Show every line of the records below that contains the word "epss".

[[ Data open ]]

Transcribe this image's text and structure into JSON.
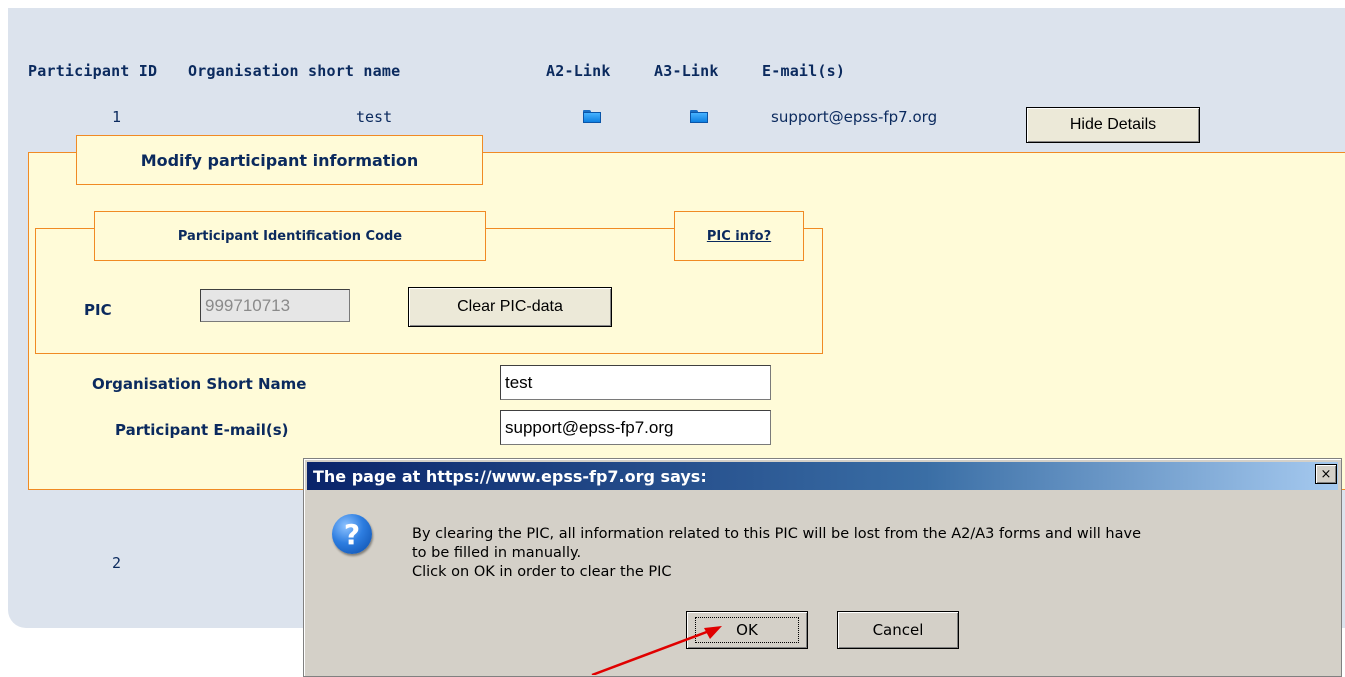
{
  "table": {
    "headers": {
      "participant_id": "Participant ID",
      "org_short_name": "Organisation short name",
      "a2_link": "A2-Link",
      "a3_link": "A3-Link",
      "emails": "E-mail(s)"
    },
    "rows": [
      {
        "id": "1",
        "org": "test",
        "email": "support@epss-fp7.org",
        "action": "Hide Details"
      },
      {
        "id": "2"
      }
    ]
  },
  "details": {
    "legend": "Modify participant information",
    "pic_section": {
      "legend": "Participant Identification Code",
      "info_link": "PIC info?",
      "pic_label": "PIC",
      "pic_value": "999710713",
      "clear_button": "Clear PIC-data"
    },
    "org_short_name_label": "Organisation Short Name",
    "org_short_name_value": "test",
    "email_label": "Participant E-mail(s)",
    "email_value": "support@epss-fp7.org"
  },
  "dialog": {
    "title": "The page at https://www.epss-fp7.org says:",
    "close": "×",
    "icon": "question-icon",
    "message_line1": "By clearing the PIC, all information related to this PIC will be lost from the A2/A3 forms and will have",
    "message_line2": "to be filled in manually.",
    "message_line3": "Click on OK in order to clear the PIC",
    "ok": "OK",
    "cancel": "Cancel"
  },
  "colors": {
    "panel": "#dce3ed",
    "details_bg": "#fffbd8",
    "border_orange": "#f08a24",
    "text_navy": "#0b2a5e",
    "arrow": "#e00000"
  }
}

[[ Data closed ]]
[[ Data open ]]

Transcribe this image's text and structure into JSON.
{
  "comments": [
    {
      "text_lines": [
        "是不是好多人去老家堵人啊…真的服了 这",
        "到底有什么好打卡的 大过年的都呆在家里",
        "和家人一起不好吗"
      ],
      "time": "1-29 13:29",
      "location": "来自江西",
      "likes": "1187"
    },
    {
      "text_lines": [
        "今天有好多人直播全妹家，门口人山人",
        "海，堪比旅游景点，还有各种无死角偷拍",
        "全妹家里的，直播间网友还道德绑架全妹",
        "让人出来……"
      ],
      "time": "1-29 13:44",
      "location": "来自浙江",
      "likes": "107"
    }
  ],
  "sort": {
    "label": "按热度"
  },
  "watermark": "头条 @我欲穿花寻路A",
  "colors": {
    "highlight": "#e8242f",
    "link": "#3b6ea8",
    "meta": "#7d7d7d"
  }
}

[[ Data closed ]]
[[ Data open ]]

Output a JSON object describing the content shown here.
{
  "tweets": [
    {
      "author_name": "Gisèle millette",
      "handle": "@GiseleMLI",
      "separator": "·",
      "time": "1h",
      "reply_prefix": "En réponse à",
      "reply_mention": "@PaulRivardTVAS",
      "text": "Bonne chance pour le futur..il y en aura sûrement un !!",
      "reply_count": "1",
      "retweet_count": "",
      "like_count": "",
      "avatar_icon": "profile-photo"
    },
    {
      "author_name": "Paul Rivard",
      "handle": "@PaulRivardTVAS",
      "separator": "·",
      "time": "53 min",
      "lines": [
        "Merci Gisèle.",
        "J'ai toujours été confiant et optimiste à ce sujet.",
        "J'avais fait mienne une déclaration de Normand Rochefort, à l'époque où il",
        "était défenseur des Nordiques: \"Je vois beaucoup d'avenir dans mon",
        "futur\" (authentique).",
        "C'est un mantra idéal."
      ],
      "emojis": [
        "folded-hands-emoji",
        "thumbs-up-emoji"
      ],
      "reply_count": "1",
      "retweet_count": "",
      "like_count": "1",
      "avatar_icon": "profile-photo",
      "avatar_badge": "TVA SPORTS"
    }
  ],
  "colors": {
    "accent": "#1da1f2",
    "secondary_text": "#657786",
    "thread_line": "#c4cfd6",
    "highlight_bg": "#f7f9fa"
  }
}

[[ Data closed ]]

*Answer for this exercise*
        "email": "support@epss-fp7.org",
    "email_value": "support@epss-fp7.org"
    "title": "The page at https://www.epss-fp7.org says:",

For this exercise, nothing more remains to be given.